Problem - Would you print every entry below exactly as written, omitting the images?

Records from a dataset
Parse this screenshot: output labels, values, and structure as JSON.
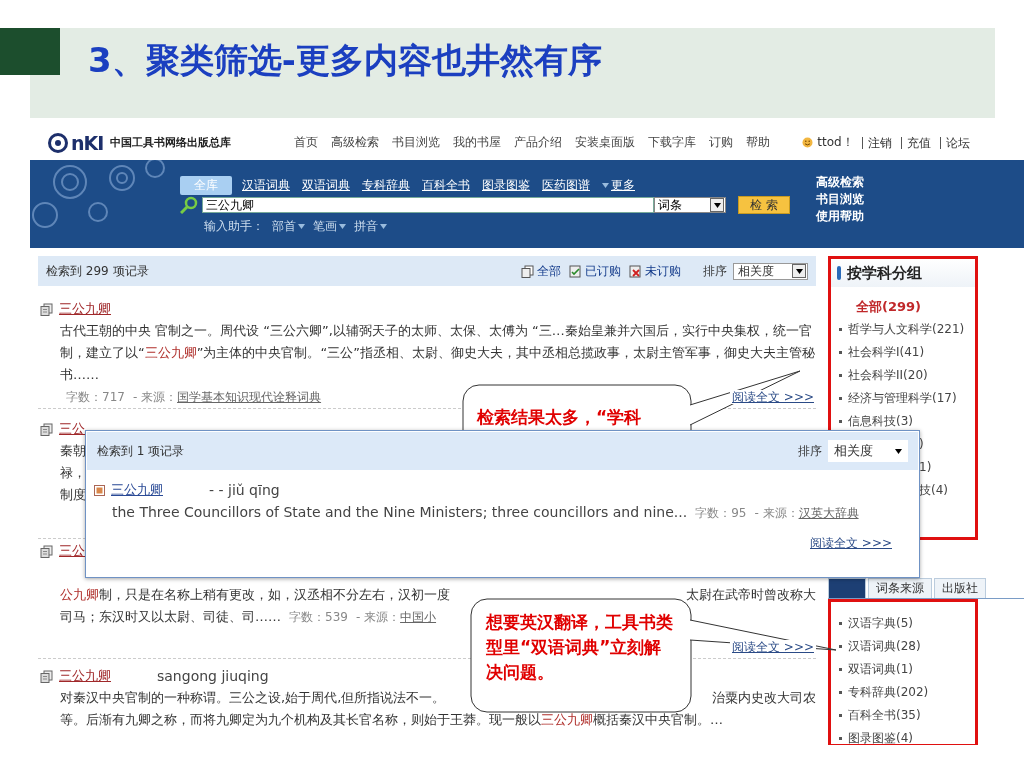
{
  "slide": {
    "title": "3、聚类筛选-更多内容也井然有序"
  },
  "site": {
    "logo": "nKI",
    "name": "中国工具书网络出版总库",
    "nav": [
      "首页",
      "高级检索",
      "书目浏览",
      "我的书屋",
      "产品介绍",
      "安装桌面版",
      "下载字库",
      "订购",
      "帮助"
    ],
    "user": "ttod！",
    "user_links": [
      "注销",
      "充值",
      "论坛"
    ]
  },
  "search": {
    "tabs": [
      {
        "label": "全库",
        "selected": true,
        "kind": "tab"
      },
      {
        "label": "汉语词典",
        "selected": false,
        "kind": "tab"
      },
      {
        "label": "双语词典",
        "selected": false,
        "kind": "tab"
      },
      {
        "label": "专科辞典",
        "selected": false,
        "kind": "tab"
      },
      {
        "label": "百科全书",
        "selected": false,
        "kind": "tab"
      },
      {
        "label": "图录图鉴",
        "selected": false,
        "kind": "tab"
      },
      {
        "label": "医药图谱",
        "selected": false,
        "kind": "tab"
      },
      {
        "label": "更多",
        "selected": false,
        "kind": "menu"
      }
    ],
    "query": "三公九卿",
    "field": "词条",
    "button": "检 索",
    "helper_label": "输入助手：",
    "helpers": [
      "部首",
      "笔画",
      "拼音"
    ],
    "side_links": [
      "高级检索",
      "书目浏览",
      "使用帮助"
    ]
  },
  "results": {
    "count": "检索到 299 项记录",
    "filters": [
      {
        "label": "全部",
        "kind": "all"
      },
      {
        "label": "已订购",
        "kind": "owned"
      },
      {
        "label": "未订购",
        "kind": "unowned"
      }
    ],
    "sort_label": "排序",
    "sort": "相关度",
    "items": [
      {
        "kind": "paragraph",
        "title": "三公九卿",
        "body": "古代王朝的中央 官制之一。周代设 “三公六卿”,以辅弼天子的太师、太保、太傅为 “三…秦始皇兼并六国后，实行中央集权，统一官制，建立了以“**三公九卿**”为主体的中央官制。“三公”指丞相、太尉、御史大夫，其中丞相总揽政事，太尉主管军事，御史大夫主管秘书……",
        "meta": {
          "count": "字数：717",
          "source_label": "- 来源：",
          "source": "国学基本知识现代诠释词典"
        },
        "more": "阅读全文 >>>"
      },
      {
        "kind": "edge",
        "title": "三公",
        "lines": [
          {
            "left": "秦朝"
          },
          {
            "left": "禄，"
          },
          {
            "left": "制度"
          }
        ]
      },
      {
        "kind": "tail",
        "title": "三公",
        "lines": [
          {
            "left": "**公九卿**制，只是在名称上稍有更改，如，汉丞相不分左右，汉初一度",
            "right": "太尉在武帝时曾改称大"
          },
          {
            "left": "司马；东汉时又以太尉、司徒、司……"
          }
        ],
        "meta": {
          "count": "字数：539",
          "source_label": "- 来源：",
          "source": "中国小"
        },
        "more": "阅读全文 >>>"
      },
      {
        "kind": "lines",
        "title": "三公九卿",
        "pinyin": "sangong jiuqing",
        "lines": [
          {
            "left": "对秦汉中央官制的一种称谓。三公之设,始于周代,但所指说法不一。",
            "right": "治粟内史改大司农"
          },
          {
            "left": "等。后渐有九卿之称，而将九卿定为九个机构及其长官名称，则始于王莽。现一般以**三公九卿**概括秦汉中央官制。…"
          }
        ]
      }
    ]
  },
  "popup": {
    "count": "检索到 1 项记录",
    "sort_label": "排序",
    "sort": "相关度",
    "title": "三公九卿",
    "pinyin": "- - jiǔ qīng",
    "body": "the Three Councillors of State and the Nine Ministers; three councillors and nine...",
    "meta": {
      "count": "字数：95",
      "source_label": "- 来源：",
      "source": "汉英大辞典"
    },
    "more": "阅读全文 >>>"
  },
  "callouts": [
    {
      "text": "检索结果太多，“学科"
    },
    {
      "text": "想要英汉翻译，工具书类型里“双语词典”立刻解决问题。"
    }
  ],
  "sidebar": {
    "heading": "按学科分组",
    "subjects": [
      {
        "label": "全部(299)",
        "selected": true,
        "kind": "item"
      },
      {
        "label": "哲学与人文科学(221)",
        "selected": false,
        "kind": "item"
      },
      {
        "label": "社会科学I(41)",
        "selected": false,
        "kind": "item"
      },
      {
        "label": "社会科学II(20)",
        "selected": false,
        "kind": "item"
      },
      {
        "label": "经济与管理科学(17)",
        "selected": false,
        "kind": "item"
      },
      {
        "label": "信息科技(3)",
        "selected": false,
        "kind": "item"
      },
      {
        "label": ")",
        "selected": false,
        "kind": "partial"
      },
      {
        "label": "1)",
        "selected": false,
        "kind": "partial"
      },
      {
        "label": "技(4)",
        "selected": false,
        "kind": "partial"
      }
    ],
    "tabs": [
      {
        "selected": true
      },
      {
        "label": "词条来源",
        "selected": false
      },
      {
        "label": "出版社",
        "selected": false
      }
    ],
    "types": [
      {
        "label": "汉语字典(5)",
        "selected": false
      },
      {
        "label": "汉语词典(28)",
        "selected": false
      },
      {
        "label": "双语词典(1)",
        "selected": false
      },
      {
        "label": "专科辞典(202)",
        "selected": false
      },
      {
        "label": "百科全书(35)",
        "selected": false
      },
      {
        "label": "图录图鉴(4)",
        "selected": false
      }
    ]
  }
}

Answer to the problem -
Parse this screenshot: output labels, values, and structure as JSON.
{
  "slide": {
    "title": "3、聚类筛选-更多内容也井然有序"
  },
  "site": {
    "logo": "nKI",
    "name": "中国工具书网络出版总库",
    "nav": [
      "首页",
      "高级检索",
      "书目浏览",
      "我的书屋",
      "产品介绍",
      "安装桌面版",
      "下载字库",
      "订购",
      "帮助"
    ],
    "user": "ttod！",
    "user_links": [
      "注销",
      "充值",
      "论坛"
    ]
  },
  "search": {
    "tabs": [
      {
        "label": "全库",
        "selected": true,
        "kind": "tab"
      },
      {
        "label": "汉语词典",
        "selected": false,
        "kind": "tab"
      },
      {
        "label": "双语词典",
        "selected": false,
        "kind": "tab"
      },
      {
        "label": "专科辞典",
        "selected": false,
        "kind": "tab"
      },
      {
        "label": "百科全书",
        "selected": false,
        "kind": "tab"
      },
      {
        "label": "图录图鉴",
        "selected": false,
        "kind": "tab"
      },
      {
        "label": "医药图谱",
        "selected": false,
        "kind": "tab"
      },
      {
        "label": "更多",
        "selected": false,
        "kind": "menu"
      }
    ],
    "query": "三公九卿",
    "field": "词条",
    "button": "检 索",
    "helper_label": "输入助手：",
    "helpers": [
      "部首",
      "笔画",
      "拼音"
    ],
    "side_links": [
      "高级检索",
      "书目浏览",
      "使用帮助"
    ]
  },
  "results": {
    "count": "检索到 299 项记录",
    "filters": [
      {
        "label": "全部",
        "kind": "all"
      },
      {
        "label": "已订购",
        "kind": "owned"
      },
      {
        "label": "未订购",
        "kind": "unowned"
      }
    ],
    "sort_label": "排序",
    "sort": "相关度",
    "items": [
      {
        "kind": "paragraph",
        "title": "三公九卿",
        "body": "古代王朝的中央 官制之一。周代设 “三公六卿”,以辅弼天子的太师、太保、太傅为 “三…秦始皇兼并六国后，实行中央集权，统一官制，建立了以“**三公九卿**”为主体的中央官制。“三公”指丞相、太尉、御史大夫，其中丞相总揽政事，太尉主管军事，御史大夫主管秘书……",
        "meta": {
          "count": "字数：717",
          "source_label": "- 来源：",
          "source": "国学基本知识现代诠释词典"
        },
        "more": "阅读全文 >>>"
      },
      {
        "kind": "edge",
        "title": "三公",
        "lines": [
          {
            "left": "秦朝"
          },
          {
            "left": "禄，"
          },
          {
            "left": "制度"
          }
        ]
      },
      {
        "kind": "tail",
        "title": "三公",
        "lines": [
          {
            "left": "**公九卿**制，只是在名称上稍有更改，如，汉丞相不分左右，汉初一度",
            "right": "太尉在武帝时曾改称大"
          },
          {
            "left": "司马；东汉时又以太尉、司徒、司……"
          }
        ],
        "meta": {
          "count": "字数：539",
          "source_label": "- 来源：",
          "source": "中国小"
        },
        "more": "阅读全文 >>>"
      },
      {
        "kind": "lines",
        "title": "三公九卿",
        "pinyin": "sangong jiuqing",
        "lines": [
          {
            "left": "对秦汉中央官制的一种称谓。三公之设,始于周代,但所指说法不一。",
            "right": "治粟内史改大司农"
          },
          {
            "left": "等。后渐有九卿之称，而将九卿定为九个机构及其长官名称，则始于王莽。现一般以**三公九卿**概括秦汉中央官制。…"
          }
        ]
      }
    ]
  },
  "popup": {
    "count": "检索到 1 项记录",
    "sort_label": "排序",
    "sort": "相关度",
    "title": "三公九卿",
    "pinyin": "- - jiǔ qīng",
    "body": "the Three Councillors of State and the Nine Ministers; three councillors and nine...",
    "meta": {
      "count": "字数：95",
      "source_label": "- 来源：",
      "source": "汉英大辞典"
    },
    "more": "阅读全文 >>>"
  },
  "callouts": [
    {
      "text": "检索结果太多，“学科"
    },
    {
      "text": "想要英汉翻译，工具书类型里“双语词典”立刻解决问题。"
    }
  ],
  "sidebar": {
    "heading": "按学科分组",
    "subjects": [
      {
        "label": "全部(299)",
        "selected": true,
        "kind": "item"
      },
      {
        "label": "哲学与人文科学(221)",
        "selected": false,
        "kind": "item"
      },
      {
        "label": "社会科学I(41)",
        "selected": false,
        "kind": "item"
      },
      {
        "label": "社会科学II(20)",
        "selected": false,
        "kind": "item"
      },
      {
        "label": "经济与管理科学(17)",
        "selected": false,
        "kind": "item"
      },
      {
        "label": "信息科技(3)",
        "selected": false,
        "kind": "item"
      },
      {
        "label": ")",
        "selected": false,
        "kind": "partial"
      },
      {
        "label": "1)",
        "selected": false,
        "kind": "partial"
      },
      {
        "label": "技(4)",
        "selected": false,
        "kind": "partial"
      }
    ],
    "tabs": [
      {
        "selected": true
      },
      {
        "label": "词条来源",
        "selected": false
      },
      {
        "label": "出版社",
        "selected": false
      }
    ],
    "types": [
      {
        "label": "汉语字典(5)",
        "selected": false
      },
      {
        "label": "汉语词典(28)",
        "selected": false
      },
      {
        "label": "双语词典(1)",
        "selected": false
      },
      {
        "label": "专科辞典(202)",
        "selected": false
      },
      {
        "label": "百科全书(35)",
        "selected": false
      },
      {
        "label": "图录图鉴(4)",
        "selected": false
      }
    ]
  }
}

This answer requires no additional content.